That those terms which fall under the heads of 'positives' and 'privatives' are not opposed each to each as contraries, either, is plain from the following facts: Of a pair of contraries such that they have no intermediate, one or the other must needs be present in the subject in which they naturally subsist, or of which they are predicated; for it is those, as we proved,' in the case of which this necessity obtains, that have no intermediate.
Naturally the Romans accepted it, as they did everything of the kind that was, or might be, useful.
There is in man's nature, a secret inclination and motion, towards love of others, which if it be not spent upon some one or a few, doth naturally spread itself towards many, and maketh men become humane and charitable; as it is seen sometime in friars.
but the society of many families, which was first instituted for their lasting, mutual advantage, is called a village, and a village is most naturally composed of the descendants of one family, whom some persons call homogalaktes, the children and the children's children thereof: for which reason cities were originally governed by kings, as the barbarian states now are, which are composed of those who had before submitted to kingly government; for every family is governed by the elder, as are the branches thereof, on account of their relationship thereunto, which is what Homer says, "Each one ruled his wife and child;" and in this scattered manner they formerly lived.
It naturally seemed to Napoleon that the war was caused by England's intrigues (as in fact he said on the island of St.
When my uncles changed their minds in regard to colonizing their families at the mills, as they did in about a year, it became necessary for my father to look about for some new employment, and he naturally looked in the old direction.
Being well aware of my own defects, I naturally distrust myself.
She is naturally in great grief about him,' Agnes proceeded.
Being naturally great mimics of men's actions, they showed themselves most apt pupils, and when arrayed in their rich clothes and masks, they danced as well as any of the courtiers.
I brought such a pressure to bear on him that he naturally had to yield - he couldn't hold out.
With this dread in him, it would naturally occur to his mind that Mrs.
But then of course one would have to be naturally good and I'll never be that, so I suppose there's no use in thinking about it.

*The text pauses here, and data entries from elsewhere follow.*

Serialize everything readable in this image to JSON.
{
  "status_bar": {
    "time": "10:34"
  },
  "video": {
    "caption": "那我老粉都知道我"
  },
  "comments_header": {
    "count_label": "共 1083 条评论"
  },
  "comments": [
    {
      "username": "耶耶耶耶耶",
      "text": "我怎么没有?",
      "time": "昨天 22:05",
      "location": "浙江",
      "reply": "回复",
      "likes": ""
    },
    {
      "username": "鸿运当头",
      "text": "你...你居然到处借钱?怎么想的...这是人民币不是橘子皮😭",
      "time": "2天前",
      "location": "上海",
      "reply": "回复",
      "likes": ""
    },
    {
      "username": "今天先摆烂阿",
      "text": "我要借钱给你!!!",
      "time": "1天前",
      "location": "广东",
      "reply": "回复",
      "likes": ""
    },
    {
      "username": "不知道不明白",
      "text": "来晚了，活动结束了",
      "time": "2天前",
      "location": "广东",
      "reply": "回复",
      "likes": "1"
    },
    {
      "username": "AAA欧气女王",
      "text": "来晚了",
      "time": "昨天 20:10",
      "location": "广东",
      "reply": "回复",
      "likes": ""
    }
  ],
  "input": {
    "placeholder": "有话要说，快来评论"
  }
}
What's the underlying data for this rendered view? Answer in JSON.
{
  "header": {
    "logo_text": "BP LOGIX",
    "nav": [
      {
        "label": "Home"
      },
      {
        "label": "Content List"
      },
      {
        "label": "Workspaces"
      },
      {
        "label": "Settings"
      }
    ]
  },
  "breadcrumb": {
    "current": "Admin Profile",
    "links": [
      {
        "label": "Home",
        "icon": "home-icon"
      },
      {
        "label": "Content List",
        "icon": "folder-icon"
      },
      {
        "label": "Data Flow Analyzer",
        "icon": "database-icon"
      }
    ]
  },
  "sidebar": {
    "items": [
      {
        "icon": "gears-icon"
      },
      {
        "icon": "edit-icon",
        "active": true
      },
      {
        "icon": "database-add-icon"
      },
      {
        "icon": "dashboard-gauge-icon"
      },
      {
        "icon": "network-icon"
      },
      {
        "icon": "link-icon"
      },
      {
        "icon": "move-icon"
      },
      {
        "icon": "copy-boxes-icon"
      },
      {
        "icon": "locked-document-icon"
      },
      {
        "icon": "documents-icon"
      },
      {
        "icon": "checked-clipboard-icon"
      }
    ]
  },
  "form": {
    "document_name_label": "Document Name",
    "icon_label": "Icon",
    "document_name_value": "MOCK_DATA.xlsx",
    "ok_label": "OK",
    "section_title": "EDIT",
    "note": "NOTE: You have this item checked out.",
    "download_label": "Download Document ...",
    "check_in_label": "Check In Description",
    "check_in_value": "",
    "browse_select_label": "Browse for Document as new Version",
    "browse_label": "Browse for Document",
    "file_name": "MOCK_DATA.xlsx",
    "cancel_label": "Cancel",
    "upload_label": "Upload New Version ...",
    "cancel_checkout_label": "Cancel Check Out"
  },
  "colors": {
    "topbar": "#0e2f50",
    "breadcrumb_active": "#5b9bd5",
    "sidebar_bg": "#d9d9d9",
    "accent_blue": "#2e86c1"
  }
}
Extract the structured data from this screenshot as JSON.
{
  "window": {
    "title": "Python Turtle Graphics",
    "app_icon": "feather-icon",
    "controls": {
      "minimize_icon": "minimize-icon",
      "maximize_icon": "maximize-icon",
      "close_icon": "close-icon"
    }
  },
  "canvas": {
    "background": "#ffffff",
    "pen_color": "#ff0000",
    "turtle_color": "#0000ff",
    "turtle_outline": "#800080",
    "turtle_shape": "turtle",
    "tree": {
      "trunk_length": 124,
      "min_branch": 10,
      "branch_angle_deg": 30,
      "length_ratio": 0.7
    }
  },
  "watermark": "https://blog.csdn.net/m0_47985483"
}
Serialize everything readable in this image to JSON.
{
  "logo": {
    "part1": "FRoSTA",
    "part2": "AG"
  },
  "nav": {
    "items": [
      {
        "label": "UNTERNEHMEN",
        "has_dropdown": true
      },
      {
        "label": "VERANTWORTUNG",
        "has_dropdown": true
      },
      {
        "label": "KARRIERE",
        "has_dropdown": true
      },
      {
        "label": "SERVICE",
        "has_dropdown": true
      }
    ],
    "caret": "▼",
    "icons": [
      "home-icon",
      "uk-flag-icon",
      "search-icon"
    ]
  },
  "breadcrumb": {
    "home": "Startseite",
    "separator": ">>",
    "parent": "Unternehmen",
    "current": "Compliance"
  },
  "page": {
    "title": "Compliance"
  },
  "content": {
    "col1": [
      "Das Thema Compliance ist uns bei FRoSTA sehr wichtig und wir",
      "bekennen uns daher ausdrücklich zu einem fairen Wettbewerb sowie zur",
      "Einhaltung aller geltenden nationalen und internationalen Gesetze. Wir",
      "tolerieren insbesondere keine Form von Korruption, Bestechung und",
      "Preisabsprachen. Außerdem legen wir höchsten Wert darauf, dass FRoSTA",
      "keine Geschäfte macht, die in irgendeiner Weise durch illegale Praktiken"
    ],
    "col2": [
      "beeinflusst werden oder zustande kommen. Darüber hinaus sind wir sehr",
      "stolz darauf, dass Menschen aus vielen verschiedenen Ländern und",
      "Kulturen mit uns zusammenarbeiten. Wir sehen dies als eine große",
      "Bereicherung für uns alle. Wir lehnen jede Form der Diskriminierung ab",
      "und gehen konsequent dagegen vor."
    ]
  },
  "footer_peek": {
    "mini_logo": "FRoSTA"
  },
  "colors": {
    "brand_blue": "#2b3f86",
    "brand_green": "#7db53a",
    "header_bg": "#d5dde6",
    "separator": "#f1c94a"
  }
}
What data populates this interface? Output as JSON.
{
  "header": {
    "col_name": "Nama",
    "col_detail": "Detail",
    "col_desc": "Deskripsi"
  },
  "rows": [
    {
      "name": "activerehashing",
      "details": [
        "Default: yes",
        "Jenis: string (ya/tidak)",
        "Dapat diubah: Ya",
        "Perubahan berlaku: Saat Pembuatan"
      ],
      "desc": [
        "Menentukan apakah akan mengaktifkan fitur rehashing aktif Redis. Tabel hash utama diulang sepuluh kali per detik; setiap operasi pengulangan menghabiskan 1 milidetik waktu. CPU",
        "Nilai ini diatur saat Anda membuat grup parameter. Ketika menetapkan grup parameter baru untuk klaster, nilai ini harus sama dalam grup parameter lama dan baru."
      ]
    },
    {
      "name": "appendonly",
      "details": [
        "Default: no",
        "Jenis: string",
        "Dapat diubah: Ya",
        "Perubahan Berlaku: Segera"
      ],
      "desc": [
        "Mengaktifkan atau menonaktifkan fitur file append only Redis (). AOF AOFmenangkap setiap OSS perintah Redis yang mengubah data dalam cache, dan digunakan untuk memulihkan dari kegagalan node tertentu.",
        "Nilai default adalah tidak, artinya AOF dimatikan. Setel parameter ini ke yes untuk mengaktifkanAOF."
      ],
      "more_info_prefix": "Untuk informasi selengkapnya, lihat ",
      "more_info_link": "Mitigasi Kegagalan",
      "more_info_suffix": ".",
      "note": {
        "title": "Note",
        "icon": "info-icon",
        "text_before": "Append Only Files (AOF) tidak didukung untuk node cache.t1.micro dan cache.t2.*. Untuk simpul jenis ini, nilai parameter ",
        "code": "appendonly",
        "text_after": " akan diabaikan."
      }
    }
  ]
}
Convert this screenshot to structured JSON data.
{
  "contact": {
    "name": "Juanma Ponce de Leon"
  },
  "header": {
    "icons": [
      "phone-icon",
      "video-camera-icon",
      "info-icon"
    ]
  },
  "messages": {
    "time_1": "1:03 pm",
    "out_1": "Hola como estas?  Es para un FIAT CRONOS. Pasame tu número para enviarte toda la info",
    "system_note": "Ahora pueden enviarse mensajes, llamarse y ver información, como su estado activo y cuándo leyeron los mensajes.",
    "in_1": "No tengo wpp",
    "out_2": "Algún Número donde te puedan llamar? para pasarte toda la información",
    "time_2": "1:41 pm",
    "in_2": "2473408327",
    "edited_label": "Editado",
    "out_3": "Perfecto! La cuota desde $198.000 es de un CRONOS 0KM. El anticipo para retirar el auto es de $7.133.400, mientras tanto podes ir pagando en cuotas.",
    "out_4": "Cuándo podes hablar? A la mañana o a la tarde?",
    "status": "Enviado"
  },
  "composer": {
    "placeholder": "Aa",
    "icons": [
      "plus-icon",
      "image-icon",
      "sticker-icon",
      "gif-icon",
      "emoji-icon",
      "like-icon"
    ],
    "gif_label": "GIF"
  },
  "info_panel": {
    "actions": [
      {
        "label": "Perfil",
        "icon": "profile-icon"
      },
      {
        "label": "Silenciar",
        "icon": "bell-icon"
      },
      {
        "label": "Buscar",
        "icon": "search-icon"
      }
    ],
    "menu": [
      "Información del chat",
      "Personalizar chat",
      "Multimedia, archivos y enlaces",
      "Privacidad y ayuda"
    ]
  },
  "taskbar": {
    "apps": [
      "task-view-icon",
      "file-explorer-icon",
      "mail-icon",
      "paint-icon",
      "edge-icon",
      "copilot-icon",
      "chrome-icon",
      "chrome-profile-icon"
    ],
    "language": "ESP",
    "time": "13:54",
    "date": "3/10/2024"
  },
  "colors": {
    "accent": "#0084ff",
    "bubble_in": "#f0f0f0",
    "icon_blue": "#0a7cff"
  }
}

We can imagine, therefore, that among such folk a settler, of Aeolic origin like Hesiod, who clearly was well acquainted with the Ionian epos, would naturally see that the only outlet for his gifts lay in applying epic poetry to new themes acceptable to his hearers.